|Google CEO Eric Schmidt|
at Activate 2010.
The Google CEO sees a future for newspapers -- an online one -- once we get over the hump of shifting from analog revenue to digital. (Dollars in the former are now pennies in the latter as advertising moves to the Internet)
"We're in one of those transition periods, and it's very painful," he said last week in an interview with Alan Rusbridger, editor of The Guardian, at the UK newspaper's Activate 2010, a conference held in London to discuss technology and the future. (You have to go here to view the interview, since I couldn't embed it, but it's worth the trip.)
"What does the news-reading experience look like some number of years from now?" Schmidt asks. "Well, it's clearly going to be on one of these digital devices because you carry it everywhere." It will offer deep dives in reads as well as targeted ads; it will be presented in full color and with video.
"It'll know what you read and so it'll show you what's changed, as opposed to repeating things over and over again," he said. "The newspaper often tells me things I already know, cause I already read it and they forgot I know it because it's static, not dynamic.
"But the most important thing," he added, "is it will be highly personal." (Just days before Schmidt's appearance at Activate 2010, Google News was redesigned to offer a personalized collection of stories under the heading "News for You" that users can build using keywords.)
And Google's role in newspapers' future? To offer the various components of this brave new world for media companies to choose from and build their business and content models.

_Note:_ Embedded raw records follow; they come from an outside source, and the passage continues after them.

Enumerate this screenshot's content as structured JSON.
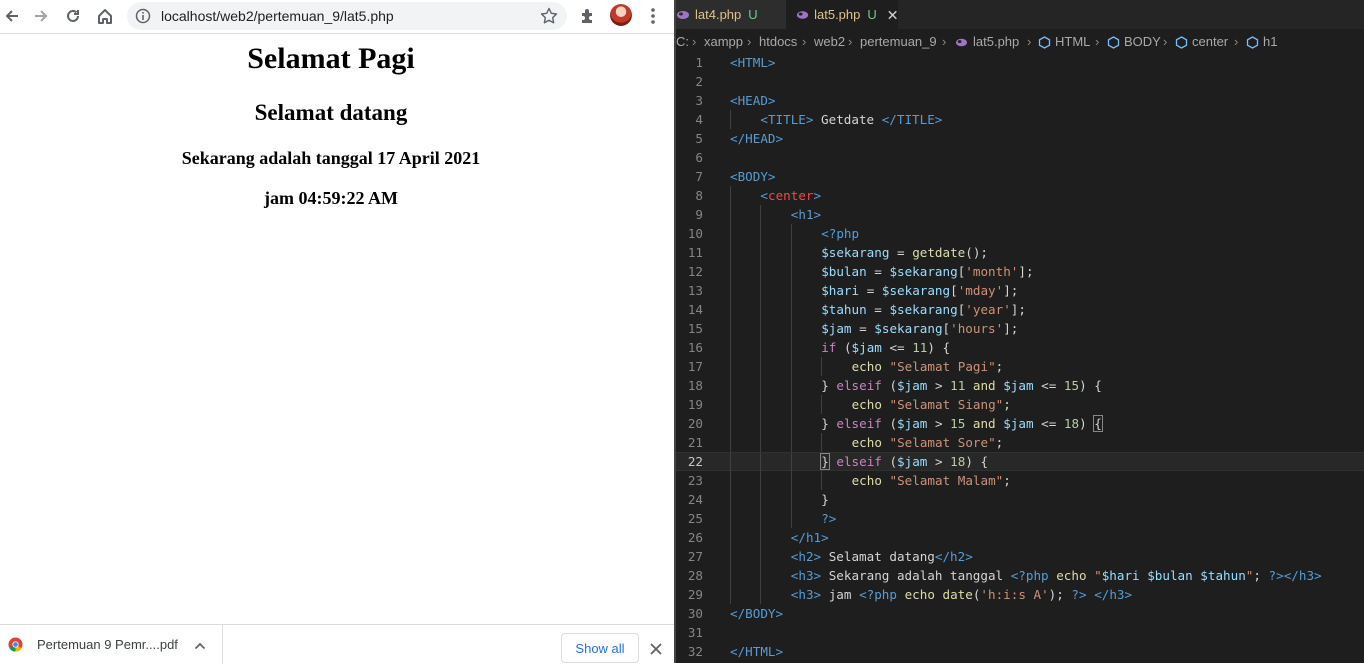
{
  "browser": {
    "url": "localhost/web2/pertemuan_9/lat5.php",
    "page": {
      "h1": "Selamat Pagi",
      "h2": "Selamat datang",
      "date_line": "Sekarang adalah tanggal 17 April 2021",
      "time_line": "jam 04:59:22 AM"
    },
    "download": {
      "file_name": "Pertemuan 9 Pemr....pdf",
      "show_all_label": "Show all"
    },
    "icons": [
      "back-icon",
      "forward-icon",
      "reload-icon",
      "home-icon",
      "info-icon",
      "star-icon",
      "extensions-icon",
      "avatar",
      "menu-icon",
      "chrome-icon",
      "chevron-up-icon",
      "close-icon"
    ]
  },
  "editor": {
    "tabs": [
      {
        "label": "lat4.php",
        "status": "U"
      },
      {
        "label": "lat5.php",
        "status": "U",
        "active": true
      }
    ],
    "breadcrumbs": [
      "C:",
      "xampp",
      "htdocs",
      "web2",
      "pertemuan_9",
      "lat5.php",
      "HTML",
      "BODY",
      "center",
      "h1"
    ],
    "active_line": 22,
    "code": [
      {
        "n": "1",
        "indent": 0,
        "tokens": [
          {
            "t": "<HTML>",
            "c": "tag"
          }
        ]
      },
      {
        "n": "2",
        "indent": 0,
        "tokens": []
      },
      {
        "n": "3",
        "indent": 0,
        "tokens": [
          {
            "t": "<HEAD>",
            "c": "tag"
          }
        ]
      },
      {
        "n": "4",
        "indent": 1,
        "tokens": [
          {
            "t": "<TITLE>",
            "c": "tag"
          },
          {
            "t": " Getdate ",
            "c": "txt"
          },
          {
            "t": "</TITLE>",
            "c": "tag"
          }
        ]
      },
      {
        "n": "5",
        "indent": 0,
        "tokens": [
          {
            "t": "</HEAD>",
            "c": "tag"
          }
        ]
      },
      {
        "n": "6",
        "indent": 0,
        "tokens": []
      },
      {
        "n": "7",
        "indent": 0,
        "tokens": [
          {
            "t": "<BODY>",
            "c": "tag"
          }
        ]
      },
      {
        "n": "8",
        "indent": 1,
        "tokens": [
          {
            "t": "<",
            "c": "tag"
          },
          {
            "t": "center",
            "c": "red"
          },
          {
            "t": ">",
            "c": "tag"
          }
        ]
      },
      {
        "n": "9",
        "indent": 2,
        "tokens": [
          {
            "t": "<h1>",
            "c": "tag"
          }
        ]
      },
      {
        "n": "10",
        "indent": 3,
        "tokens": [
          {
            "t": "<?php",
            "c": "php"
          }
        ]
      },
      {
        "n": "11",
        "indent": 3,
        "tokens": [
          {
            "t": "$sekarang",
            "c": "var"
          },
          {
            "t": " = ",
            "c": "txt"
          },
          {
            "t": "getdate",
            "c": "fn"
          },
          {
            "t": "();",
            "c": "txt"
          }
        ]
      },
      {
        "n": "12",
        "indent": 3,
        "tokens": [
          {
            "t": "$bulan",
            "c": "var"
          },
          {
            "t": " = ",
            "c": "txt"
          },
          {
            "t": "$sekarang",
            "c": "var"
          },
          {
            "t": "[",
            "c": "txt"
          },
          {
            "t": "'month'",
            "c": "str"
          },
          {
            "t": "];",
            "c": "txt"
          }
        ]
      },
      {
        "n": "13",
        "indent": 3,
        "tokens": [
          {
            "t": "$hari",
            "c": "var"
          },
          {
            "t": " = ",
            "c": "txt"
          },
          {
            "t": "$sekarang",
            "c": "var"
          },
          {
            "t": "[",
            "c": "txt"
          },
          {
            "t": "'mday'",
            "c": "str"
          },
          {
            "t": "];",
            "c": "txt"
          }
        ]
      },
      {
        "n": "14",
        "indent": 3,
        "tokens": [
          {
            "t": "$tahun",
            "c": "var"
          },
          {
            "t": " = ",
            "c": "txt"
          },
          {
            "t": "$sekarang",
            "c": "var"
          },
          {
            "t": "[",
            "c": "txt"
          },
          {
            "t": "'year'",
            "c": "str"
          },
          {
            "t": "];",
            "c": "txt"
          }
        ]
      },
      {
        "n": "15",
        "indent": 3,
        "tokens": [
          {
            "t": "$jam",
            "c": "var"
          },
          {
            "t": " = ",
            "c": "txt"
          },
          {
            "t": "$sekarang",
            "c": "var"
          },
          {
            "t": "[",
            "c": "txt"
          },
          {
            "t": "'hours'",
            "c": "str"
          },
          {
            "t": "];",
            "c": "txt"
          }
        ]
      },
      {
        "n": "16",
        "indent": 3,
        "tokens": [
          {
            "t": "if",
            "c": "kw"
          },
          {
            "t": " (",
            "c": "txt"
          },
          {
            "t": "$jam",
            "c": "var"
          },
          {
            "t": " <= ",
            "c": "txt"
          },
          {
            "t": "11",
            "c": "num"
          },
          {
            "t": ") {",
            "c": "txt"
          }
        ]
      },
      {
        "n": "17",
        "indent": 4,
        "tokens": [
          {
            "t": "echo ",
            "c": "fn"
          },
          {
            "t": "\"Selamat Pagi\"",
            "c": "str"
          },
          {
            "t": ";",
            "c": "txt"
          }
        ]
      },
      {
        "n": "18",
        "indent": 3,
        "tokens": [
          {
            "t": "} ",
            "c": "txt"
          },
          {
            "t": "elseif",
            "c": "kw"
          },
          {
            "t": " (",
            "c": "txt"
          },
          {
            "t": "$jam",
            "c": "var"
          },
          {
            "t": " > ",
            "c": "txt"
          },
          {
            "t": "11",
            "c": "num"
          },
          {
            "t": " and ",
            "c": "fn"
          },
          {
            "t": "$jam",
            "c": "var"
          },
          {
            "t": " <= ",
            "c": "txt"
          },
          {
            "t": "15",
            "c": "num"
          },
          {
            "t": ") {",
            "c": "txt"
          }
        ]
      },
      {
        "n": "19",
        "indent": 4,
        "tokens": [
          {
            "t": "echo ",
            "c": "fn"
          },
          {
            "t": "\"Selamat Siang\"",
            "c": "str"
          },
          {
            "t": ";",
            "c": "txt"
          }
        ]
      },
      {
        "n": "20",
        "indent": 3,
        "tokens": [
          {
            "t": "} ",
            "c": "txt"
          },
          {
            "t": "elseif",
            "c": "kw"
          },
          {
            "t": " (",
            "c": "txt"
          },
          {
            "t": "$jam",
            "c": "var"
          },
          {
            "t": " > ",
            "c": "txt"
          },
          {
            "t": "15",
            "c": "num"
          },
          {
            "t": " and ",
            "c": "fn"
          },
          {
            "t": "$jam",
            "c": "var"
          },
          {
            "t": " <= ",
            "c": "txt"
          },
          {
            "t": "18",
            "c": "num"
          },
          {
            "t": ") ",
            "c": "txt"
          },
          {
            "t": "{",
            "c": "br"
          }
        ]
      },
      {
        "n": "21",
        "indent": 4,
        "tokens": [
          {
            "t": "echo ",
            "c": "fn"
          },
          {
            "t": "\"Selamat Sore\"",
            "c": "str"
          },
          {
            "t": ";",
            "c": "txt"
          }
        ]
      },
      {
        "n": "22",
        "indent": 3,
        "tokens": [
          {
            "t": "}",
            "c": "br"
          },
          {
            "t": " ",
            "c": "txt"
          },
          {
            "t": "elseif",
            "c": "kw"
          },
          {
            "t": " (",
            "c": "txt"
          },
          {
            "t": "$jam",
            "c": "var"
          },
          {
            "t": " > ",
            "c": "txt"
          },
          {
            "t": "18",
            "c": "num"
          },
          {
            "t": ") {",
            "c": "txt"
          }
        ]
      },
      {
        "n": "23",
        "indent": 4,
        "tokens": [
          {
            "t": "echo ",
            "c": "fn"
          },
          {
            "t": "\"Selamat Malam\"",
            "c": "str"
          },
          {
            "t": ";",
            "c": "txt"
          }
        ]
      },
      {
        "n": "24",
        "indent": 3,
        "tokens": [
          {
            "t": "}",
            "c": "txt"
          }
        ]
      },
      {
        "n": "25",
        "indent": 3,
        "tokens": [
          {
            "t": "?>",
            "c": "php"
          }
        ]
      },
      {
        "n": "26",
        "indent": 2,
        "tokens": [
          {
            "t": "</h1>",
            "c": "tag"
          }
        ]
      },
      {
        "n": "27",
        "indent": 2,
        "tokens": [
          {
            "t": "<h2>",
            "c": "tag"
          },
          {
            "t": " Selamat datang",
            "c": "txt"
          },
          {
            "t": "</h2>",
            "c": "tag"
          }
        ]
      },
      {
        "n": "28",
        "indent": 2,
        "tokens": [
          {
            "t": "<h3>",
            "c": "tag"
          },
          {
            "t": " Sekarang adalah tanggal ",
            "c": "txt"
          },
          {
            "t": "<?php",
            "c": "php"
          },
          {
            "t": " echo ",
            "c": "fn"
          },
          {
            "t": "\"",
            "c": "str"
          },
          {
            "t": "$hari $bulan $tahun",
            "c": "var"
          },
          {
            "t": "\"",
            "c": "str"
          },
          {
            "t": "; ",
            "c": "txt"
          },
          {
            "t": "?>",
            "c": "php"
          },
          {
            "t": "</h3>",
            "c": "tag"
          }
        ]
      },
      {
        "n": "29",
        "indent": 2,
        "tokens": [
          {
            "t": "<h3>",
            "c": "tag"
          },
          {
            "t": " jam ",
            "c": "txt"
          },
          {
            "t": "<?php",
            "c": "php"
          },
          {
            "t": " echo ",
            "c": "fn"
          },
          {
            "t": "date",
            "c": "fn"
          },
          {
            "t": "(",
            "c": "txt"
          },
          {
            "t": "'h:i:s A'",
            "c": "str"
          },
          {
            "t": "); ",
            "c": "txt"
          },
          {
            "t": "?>",
            "c": "php"
          },
          {
            "t": " ",
            "c": "txt"
          },
          {
            "t": "</h3>",
            "c": "tag"
          }
        ]
      },
      {
        "n": "30",
        "indent": 0,
        "tokens": [
          {
            "t": "</BODY>",
            "c": "tag"
          }
        ]
      },
      {
        "n": "31",
        "indent": 0,
        "tokens": []
      },
      {
        "n": "32",
        "indent": 0,
        "tokens": [
          {
            "t": "</HTML>",
            "c": "tag"
          }
        ]
      }
    ],
    "colors": {
      "background": "#1e1e1e",
      "tag": "#569cd6",
      "variable": "#9cdcfe",
      "string": "#ce9178",
      "number": "#b5cea8",
      "keyword": "#c586c0",
      "function": "#dcdcaa",
      "untracked": "#73c991"
    }
  }
}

And that's where Schmidt and the company have me and other laid-off ink-stained wretches covered: "I believe that ultimately not only will the revenue be replaced [in the shift from analog to digital] but I think it will be higher. And the reason I believe that is ultimately the medium is more personal."
Thanks for the upbeat outlook, Mr. Schmidt.